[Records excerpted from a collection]
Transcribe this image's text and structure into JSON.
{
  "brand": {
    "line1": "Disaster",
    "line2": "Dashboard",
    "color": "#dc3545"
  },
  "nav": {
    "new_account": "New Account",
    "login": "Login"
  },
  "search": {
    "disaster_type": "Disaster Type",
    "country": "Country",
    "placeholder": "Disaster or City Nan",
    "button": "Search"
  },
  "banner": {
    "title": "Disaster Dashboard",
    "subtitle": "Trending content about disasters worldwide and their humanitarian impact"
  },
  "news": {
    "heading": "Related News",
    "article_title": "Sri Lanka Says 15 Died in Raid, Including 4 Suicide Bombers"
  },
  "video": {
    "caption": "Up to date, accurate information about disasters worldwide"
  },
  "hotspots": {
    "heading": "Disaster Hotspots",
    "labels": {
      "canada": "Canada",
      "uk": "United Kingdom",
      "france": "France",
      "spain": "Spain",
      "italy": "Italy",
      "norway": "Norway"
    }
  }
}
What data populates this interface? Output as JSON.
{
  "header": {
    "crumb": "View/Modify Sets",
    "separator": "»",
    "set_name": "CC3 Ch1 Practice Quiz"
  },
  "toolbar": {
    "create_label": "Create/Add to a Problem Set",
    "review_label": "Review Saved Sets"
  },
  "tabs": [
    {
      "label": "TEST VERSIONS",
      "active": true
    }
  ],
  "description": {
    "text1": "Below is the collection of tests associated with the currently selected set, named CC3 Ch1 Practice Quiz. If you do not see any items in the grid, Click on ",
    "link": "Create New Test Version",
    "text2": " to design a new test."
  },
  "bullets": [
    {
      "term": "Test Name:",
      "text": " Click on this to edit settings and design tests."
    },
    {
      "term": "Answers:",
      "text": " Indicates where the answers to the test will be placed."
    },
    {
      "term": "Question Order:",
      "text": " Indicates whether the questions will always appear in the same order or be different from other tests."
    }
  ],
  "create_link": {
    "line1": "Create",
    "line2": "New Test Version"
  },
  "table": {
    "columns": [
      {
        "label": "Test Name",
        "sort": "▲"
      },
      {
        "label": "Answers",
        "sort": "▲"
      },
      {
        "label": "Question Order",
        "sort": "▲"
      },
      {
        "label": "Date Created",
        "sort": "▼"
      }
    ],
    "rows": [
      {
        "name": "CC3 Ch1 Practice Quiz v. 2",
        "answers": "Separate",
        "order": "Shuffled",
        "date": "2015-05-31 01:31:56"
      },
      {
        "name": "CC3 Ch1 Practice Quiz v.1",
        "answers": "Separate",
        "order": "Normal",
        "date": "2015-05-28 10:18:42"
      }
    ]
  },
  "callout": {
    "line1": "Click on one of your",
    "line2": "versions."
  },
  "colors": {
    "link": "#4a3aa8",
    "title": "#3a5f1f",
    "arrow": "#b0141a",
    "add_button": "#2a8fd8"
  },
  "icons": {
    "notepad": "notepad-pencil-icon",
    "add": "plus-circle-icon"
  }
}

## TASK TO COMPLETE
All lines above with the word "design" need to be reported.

## TASK ANSWER
    "text2": " to design a new test."
      "text": " Click on this to edit settings and design tests."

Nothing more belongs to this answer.